One of the key tenets of any writing is to get to the point. This scene dragged on far too long. The fact that Lilly already told Pete what she did with the money before Will’s entry made this section even more insufferable.
Aside from extending scenes longer than he should have Mr. Foote also included unnecessary exposition. Here’s how Pete introduced his relative, Carson.
Pete: Carson brought along a picture of my sister, who was his grandmother. I wouldn’t have recognized her. She married a Mr. Stewart. She had four children, including Carson’s mother.
Lilly Dale: Oh? Sit down, Carson.
Pete: Carson says they’re all dead except his older sister Vivian and his youngest sister, Susette.
Carson: Vivian never married. Susette married and has six children. Two of them not quite right. It’s a real burden for her. (Page 54)
There’s a reference at the end of the play that may tie in with some of this information. I’m not sure, though, as I found the later dialog unclear on the subject. Beyond that, I didn’t see how the majority of this information Pete and Carson delivered had anything to do with the overall story.

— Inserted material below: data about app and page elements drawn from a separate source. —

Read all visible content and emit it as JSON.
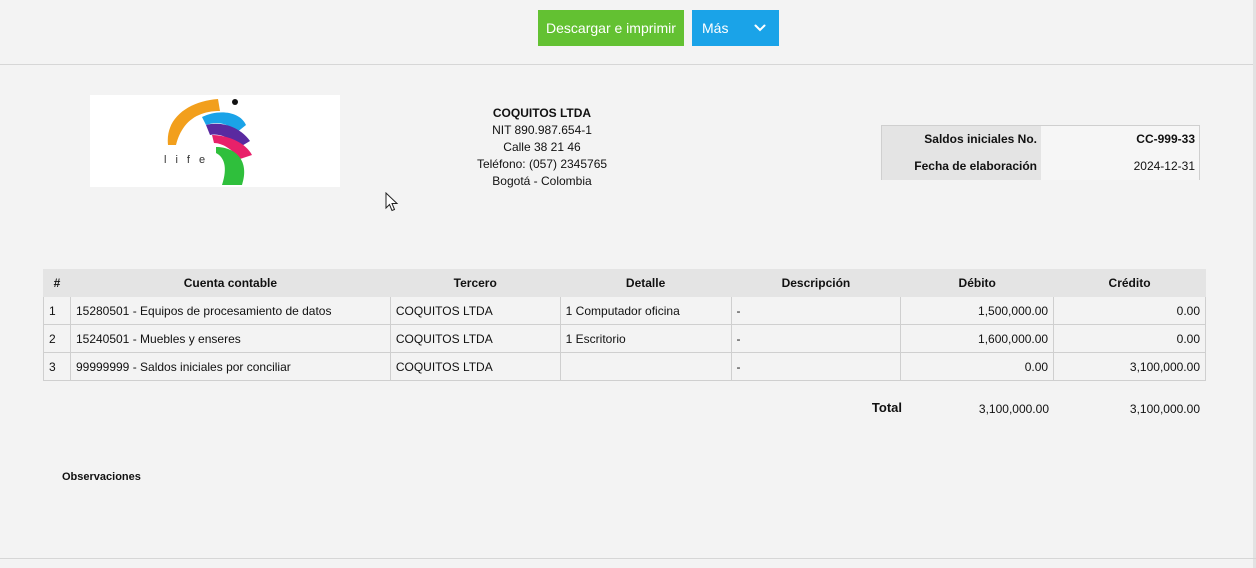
{
  "toolbar": {
    "print_label": "Descargar e imprimir",
    "more_label": "Más"
  },
  "company": {
    "name": "COQUITOS LTDA",
    "nit": "NIT 890.987.654-1",
    "address": "Calle 38 21 46",
    "phone": "Teléfono: (057) 2345765",
    "city": "Bogotá - Colombia",
    "logo_text": "life"
  },
  "document": {
    "number_label": "Saldos iniciales No.",
    "number_value": "CC-999-33",
    "date_label": "Fecha de elaboración",
    "date_value": "2024-12-31"
  },
  "table": {
    "headers": [
      "#",
      "Cuenta contable",
      "Tercero",
      "Detalle",
      "Descripción",
      "Débito",
      "Crédito"
    ],
    "rows": [
      [
        "1",
        "15280501 - Equipos de procesamiento de datos",
        "COQUITOS LTDA",
        "1 Computador oficina",
        "-",
        "1,500,000.00",
        "0.00"
      ],
      [
        "2",
        "15240501 - Muebles y enseres",
        "COQUITOS LTDA",
        "1 Escritorio",
        "-",
        "1,600,000.00",
        "0.00"
      ],
      [
        "3",
        "99999999 - Saldos iniciales por conciliar",
        "COQUITOS LTDA",
        "",
        "-",
        "0.00",
        "3,100,000.00"
      ]
    ]
  },
  "totals": {
    "label": "Total",
    "debit": "3,100,000.00",
    "credit": "3,100,000.00"
  },
  "observations_label": "Observaciones",
  "colors": {
    "print_button": "#63c132",
    "more_button": "#1aa3e8"
  }
}
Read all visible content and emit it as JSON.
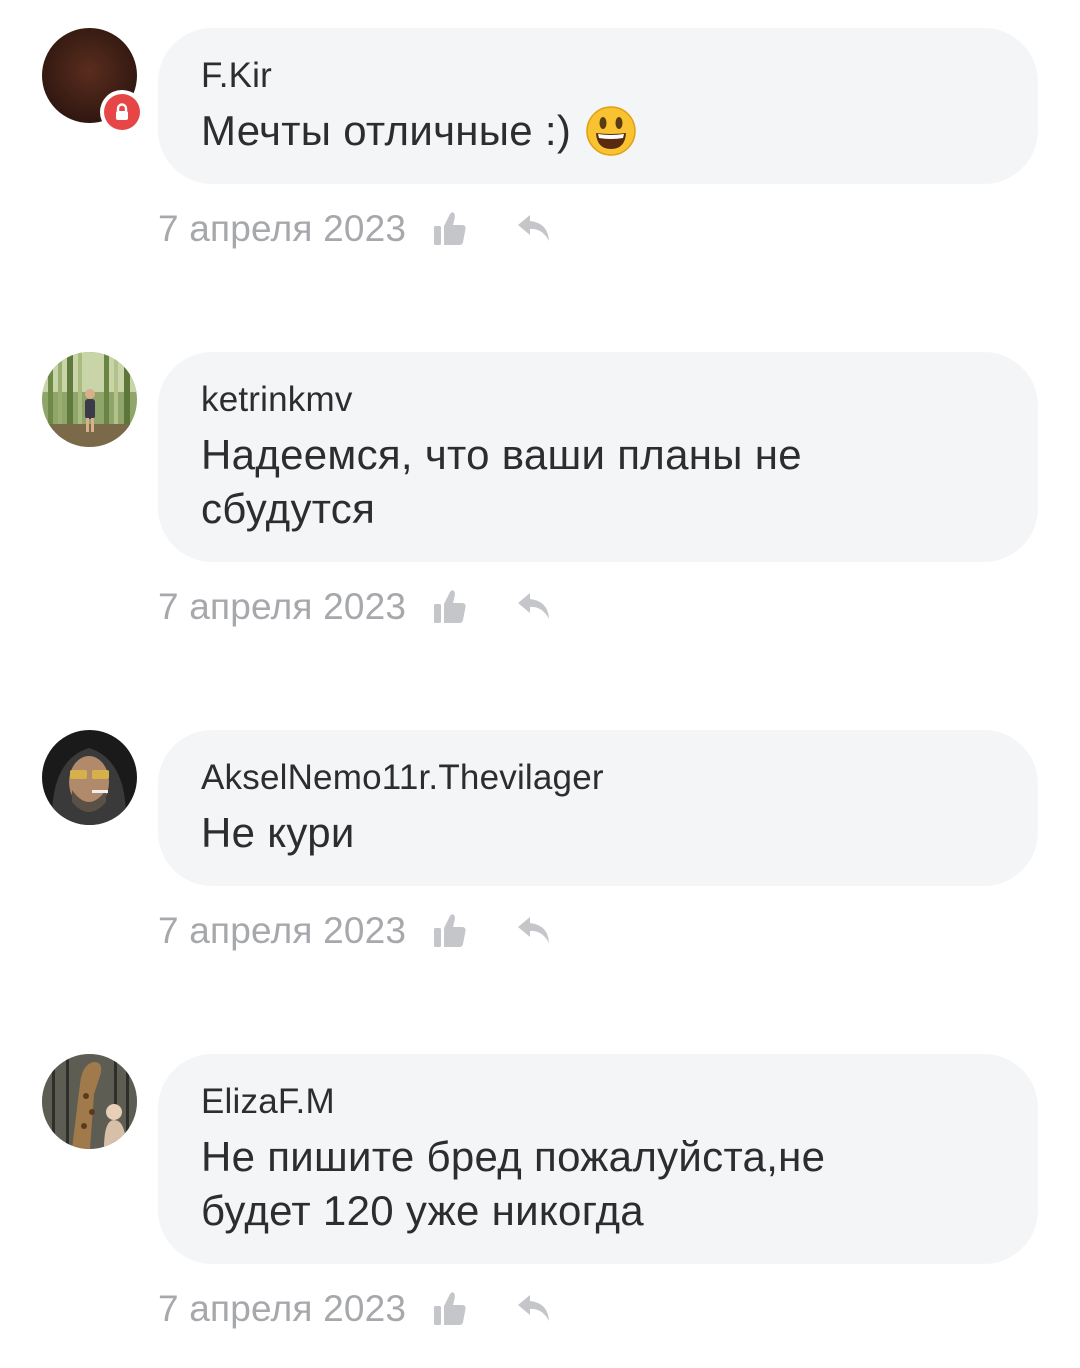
{
  "comments": [
    {
      "author": "F.Kir",
      "text": "Мечты отличные :)",
      "emoji": "smiley-emoji",
      "date": "7 апреля 2023",
      "avatar": "brown-blank-avatar",
      "locked": true
    },
    {
      "author": "ketrinkmv",
      "text": "Надеемся, что ваши планы не сбудутся",
      "date": "7 апреля 2023",
      "avatar": "bamboo-photo-avatar"
    },
    {
      "author": "AkselNemo11r.Thevilager",
      "text": "Не кури",
      "date": "7 апреля 2023",
      "avatar": "hooded-man-avatar"
    },
    {
      "author": "ElizaF.M",
      "text": "Не пишите бред пожалуйста,не будет 120 уже никогда",
      "date": "7 апреля 2023",
      "avatar": "giraffe-photo-avatar"
    }
  ],
  "colors": {
    "bubble": "#f4f5f7",
    "text": "#2c2d2e",
    "meta": "#a6a8ac",
    "lock_badge": "#e64646"
  },
  "icons": {
    "like": "thumbs-up-icon",
    "reply": "reply-arrow-icon",
    "lock": "lock-icon"
  }
}
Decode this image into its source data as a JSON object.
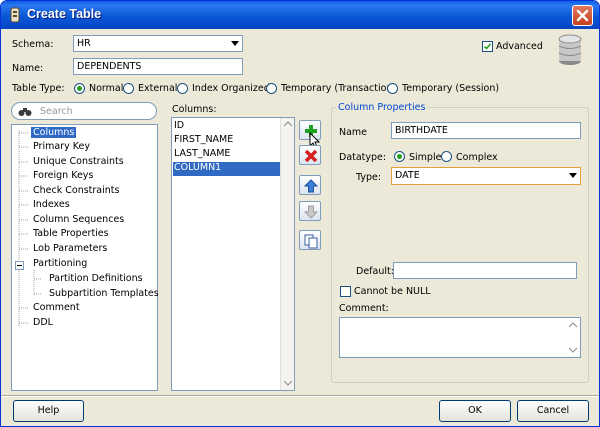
{
  "window": {
    "title": "Create Table"
  },
  "form": {
    "schema_label": "Schema:",
    "schema_value": "HR",
    "name_label": "Name:",
    "name_value": "DEPENDENTS",
    "advanced_label": "Advanced",
    "advanced_checked": true,
    "table_type_label": "Table Type:",
    "table_types": [
      "Normal",
      "External",
      "Index Organized",
      "Temporary (Transaction)",
      "Temporary (Session)"
    ],
    "table_type_selected": "Normal"
  },
  "search": {
    "placeholder": "Search"
  },
  "tree": {
    "items": [
      "Columns",
      "Primary Key",
      "Unique Constraints",
      "Foreign Keys",
      "Check Constraints",
      "Indexes",
      "Column Sequences",
      "Table Properties",
      "Lob Parameters",
      "Partitioning",
      "Partition Definitions",
      "Subpartition Templates",
      "Comment",
      "DDL"
    ],
    "selected": "Columns"
  },
  "columns": {
    "label": "Columns:",
    "items": [
      "ID",
      "FIRST_NAME",
      "LAST_NAME",
      "COLUMN1"
    ],
    "selected": "COLUMN1"
  },
  "column_properties": {
    "legend": "Column Properties",
    "name_label": "Name",
    "name_value": "BIRTHDATE",
    "datatype_label": "Datatype:",
    "datatype_options": [
      "Simple",
      "Complex"
    ],
    "datatype_selected": "Simple",
    "type_label": "Type:",
    "type_value": "DATE",
    "default_label": "Default:",
    "default_value": "",
    "not_null_label": "Cannot be NULL",
    "not_null_checked": false,
    "comment_label": "Comment:",
    "comment_value": ""
  },
  "buttons": {
    "help": "Help",
    "ok": "OK",
    "cancel": "Cancel"
  },
  "colors": {
    "accent": "#316ac5",
    "titlebar": "#0a57d6",
    "add": "#21a121",
    "remove": "#d42020"
  }
}
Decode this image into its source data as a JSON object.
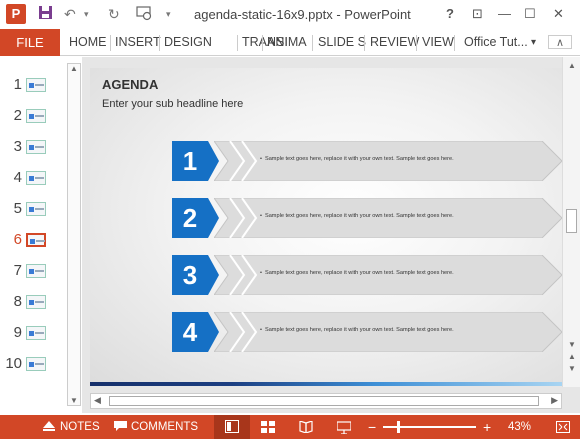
{
  "window": {
    "title": "agenda-static-16x9.pptx - PowerPoint",
    "app_logo": "P",
    "quick_access": [
      "save-icon",
      "undo-icon",
      "redo-icon",
      "slideshow-icon",
      "customize-icon"
    ],
    "controls": {
      "help": "?",
      "restore_ribbon": "⊡",
      "minimize": "—",
      "maximize": "☐",
      "close": "✕"
    }
  },
  "ribbon": {
    "file": "FILE",
    "tabs": [
      "HOME",
      "INSERT",
      "DESIGN",
      "TRANSI",
      "ANIMA",
      "SLIDE S",
      "REVIEW",
      "VIEW"
    ],
    "account": "Office Tut..."
  },
  "thumbnails": {
    "numbers": [
      "1",
      "2",
      "3",
      "4",
      "5",
      "6",
      "7",
      "8",
      "9",
      "10"
    ],
    "active_index": 6
  },
  "slide": {
    "title": "AGENDA",
    "subtitle": "Enter your sub headline here",
    "items": [
      {
        "number": "1",
        "text": "Sample text goes here, replace it with your own text. Sample text goes here."
      },
      {
        "number": "2",
        "text": "Sample text goes here, replace it with your own text. Sample text goes here."
      },
      {
        "number": "3",
        "text": "Sample text goes here, replace it with your own text. Sample text goes here."
      },
      {
        "number": "4",
        "text": "Sample text goes here, replace it with your own text. Sample text goes here."
      }
    ],
    "colors": {
      "number_box": "#1570c5",
      "banner": "#dcdcdc",
      "bar_dark": "#16306b",
      "bar_light": "#a9d5f2"
    }
  },
  "status": {
    "notes": "NOTES",
    "comments": "COMMENTS",
    "zoom_out": "−",
    "zoom_in": "+",
    "zoom": "43%",
    "zoom_level_percent": 43,
    "bar_color": "#d24726"
  }
}
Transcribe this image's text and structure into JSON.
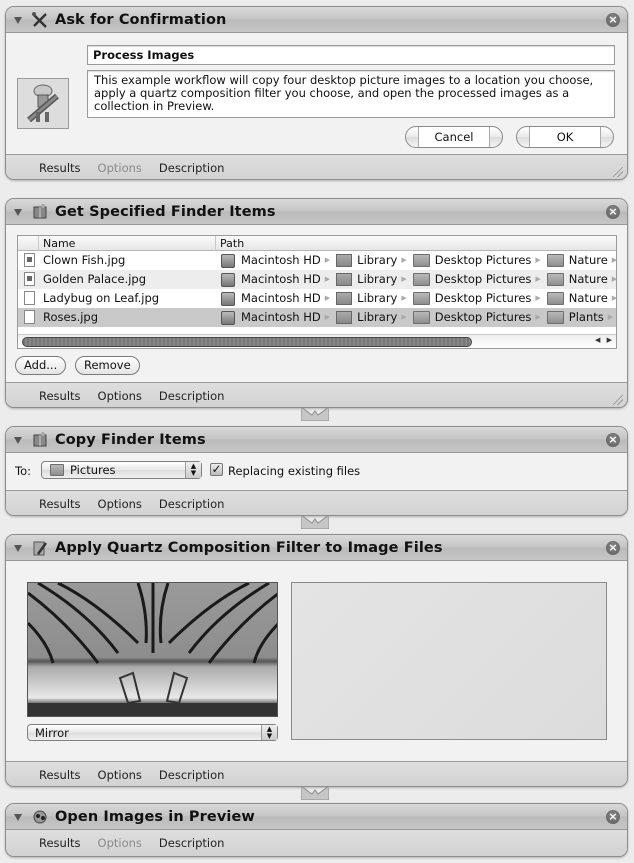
{
  "footer_tabs": {
    "results": "Results",
    "options": "Options",
    "description": "Description"
  },
  "actions": {
    "confirm": {
      "title": "Ask for Confirmation",
      "message_title": "Process Images",
      "message_body": "This example workflow will copy four desktop picture images to a location you choose, apply a quartz composition filter you choose, and open the processed images as a collection in Preview.",
      "cancel_label": "Cancel",
      "ok_label": "OK",
      "options_disabled": true
    },
    "get_items": {
      "title": "Get Specified Finder Items",
      "columns": {
        "name": "Name",
        "path": "Path"
      },
      "rows": [
        {
          "name": "Clown Fish.jpg",
          "path": [
            "Macintosh HD",
            "Library",
            "Desktop Pictures",
            "Nature"
          ]
        },
        {
          "name": "Golden Palace.jpg",
          "path": [
            "Macintosh HD",
            "Library",
            "Desktop Pictures",
            "Nature"
          ]
        },
        {
          "name": "Ladybug on Leaf.jpg",
          "path": [
            "Macintosh HD",
            "Library",
            "Desktop Pictures",
            "Nature"
          ]
        },
        {
          "name": "Roses.jpg",
          "path": [
            "Macintosh HD",
            "Library",
            "Desktop Pictures",
            "Plants"
          ]
        }
      ],
      "add_label": "Add...",
      "remove_label": "Remove"
    },
    "copy_items": {
      "title": "Copy Finder Items",
      "to_label": "To:",
      "destination": "Pictures",
      "replacing_label": "Replacing existing files",
      "replacing_checked": true
    },
    "quartz_filter": {
      "title": "Apply Quartz Composition Filter to Image Files",
      "filter": "Mirror"
    },
    "open_preview": {
      "title": "Open Images in Preview",
      "options_disabled": true
    }
  }
}
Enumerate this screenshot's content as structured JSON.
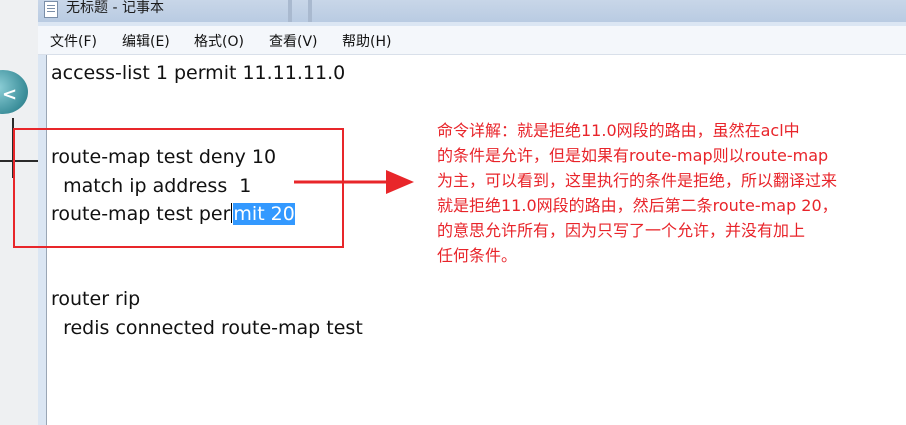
{
  "window": {
    "title": "无标题 - 记事本"
  },
  "menu": {
    "items": [
      {
        "label": "文件(F)"
      },
      {
        "label": "编辑(E)"
      },
      {
        "label": "格式(O)"
      },
      {
        "label": "查看(V)"
      },
      {
        "label": "帮助(H)"
      }
    ]
  },
  "editor": {
    "lines": [
      "access-list 1 permit 11.11.11.0",
      "route-map test deny 10",
      "  match ip address  1",
      "route-map test per",
      "router rip",
      "  redis connected route-map test"
    ],
    "selected_text": "mit 20",
    "selection_color": "#3399ff"
  },
  "annotation": {
    "color": "#e8262a",
    "note_lines": [
      "命令详解：就是拒绝11.0网段的路由，虽然在acl中",
      "的条件是允许，但是如果有route-map则以route-map",
      "为主，可以看到，这里执行的条件是拒绝，所以翻译过来",
      "就是拒绝11.0网段的路由，然后第二条route-map  20，",
      "的意思允许所有，因为只写了一个允许，并没有加上",
      "任何条件。"
    ]
  },
  "icons": {
    "app_icon": "notepad-icon",
    "desktop_device": "router-icon"
  }
}
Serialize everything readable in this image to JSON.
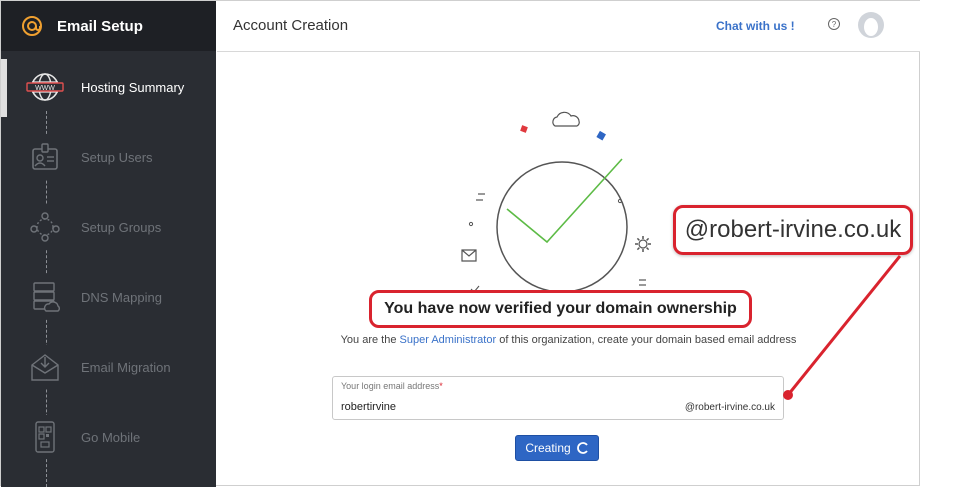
{
  "sidebar": {
    "title": "Email Setup",
    "steps": [
      {
        "label": "Hosting Summary",
        "icon": "www-globe-icon",
        "active": true
      },
      {
        "label": "Setup Users",
        "icon": "id-card-icon",
        "active": false
      },
      {
        "label": "Setup Groups",
        "icon": "group-network-icon",
        "active": false
      },
      {
        "label": "DNS Mapping",
        "icon": "server-cloud-icon",
        "active": false
      },
      {
        "label": "Email Migration",
        "icon": "envelope-download-icon",
        "active": false
      },
      {
        "label": "Go Mobile",
        "icon": "mobile-qr-icon",
        "active": false
      }
    ]
  },
  "header": {
    "title": "Account Creation",
    "chat_label": "Chat with us !",
    "help_icon": "question-circle-icon",
    "avatar_icon": "user-avatar-icon"
  },
  "main": {
    "headline": "You have now verified your domain ownership",
    "subtext_before": "You are the ",
    "subtext_link": "Super Administrator",
    "subtext_after": " of this organization, create your domain based email address",
    "field": {
      "label": "Your login email address",
      "required_mark": "*",
      "value": "robertirvine",
      "domain": "@robert-irvine.co.uk"
    },
    "button_label": "Creating"
  },
  "callout": {
    "text": "@robert-irvine.co.uk"
  },
  "colors": {
    "sidebar_bg": "#2a2d33",
    "accent_red": "#d9232e",
    "link_blue": "#3a72c9",
    "button_blue": "#2e66c4",
    "check_green": "#5dbb46"
  }
}
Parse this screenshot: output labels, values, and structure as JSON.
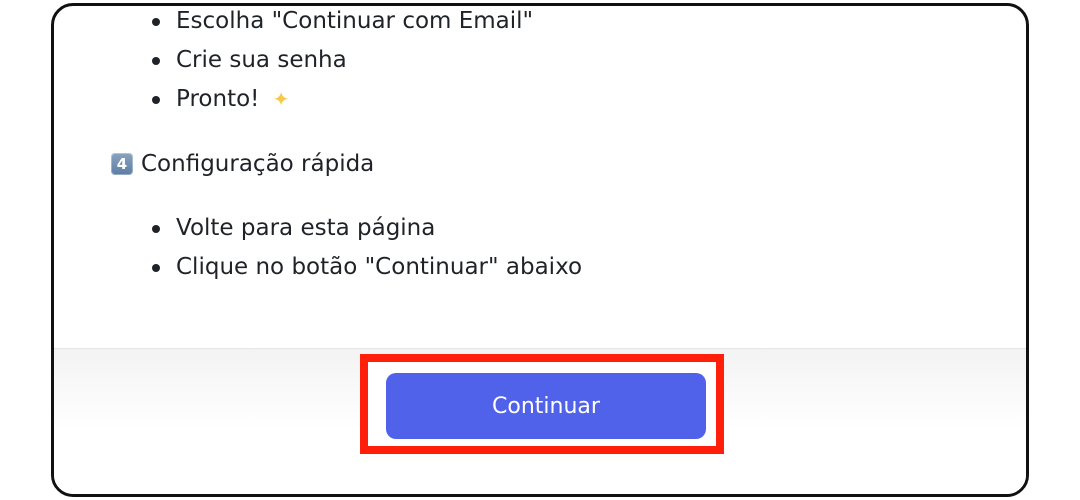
{
  "steps_top": [
    "Escolha \"Continuar com Email\"",
    "Crie sua senha",
    "Pronto!"
  ],
  "sparkle_icon": "sparkles-icon",
  "section": {
    "number_icon": "keycap-4-icon",
    "number": "4",
    "title": "Configuração rápida"
  },
  "steps_bottom": [
    "Volte para esta página",
    "Clique no botão \"Continuar\" abaixo"
  ],
  "footer": {
    "continue_label": "Continuar"
  },
  "colors": {
    "button": "#5061ea",
    "highlight": "#ff1f0a"
  }
}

Speaking of the “overall story”, now I come to the young man from Atlanta. The figure never appeared in the text. The reader learned about him through the other characters’ descriptions. In essence, a big secret about Will’s and Lilly Dale’s son came out through the discussions regarding him. I won’t give away spoilers, but while audiences in the mid-1990s may have found it slightly out of the mainstream, a modern audience would think it blasé.
Which brings me to the biggest issue I had with the play: as any writer knows the protagonist’s journey must be shaped by the choices and decisions he makes. In this case, all Will Kidder’s decisions were contingent on things beyond his control. He decided to start a business when he lost his job. He couldn’t do so because the banks wouldn’t loan him the money. He sought other sources, but neither his wife nor his family had enough to help. Then he had health issues. When the story resolved Will did end up making a choice; but he selected the only option available. This made for a very poor character arc.
I’ve read reviews where critics compared Will Kidder to Willy Loman from Death of a Salesman. I disagreed. Arthur Miller showed how Willy’s personality directly influenced the choices and decisions he made. He shaped his destiny, albeit, very poorly. As I wrote in the preceding paragraph: Will reacted to events. A strong protagonist would have shaped them. This one was even weaker than the writing.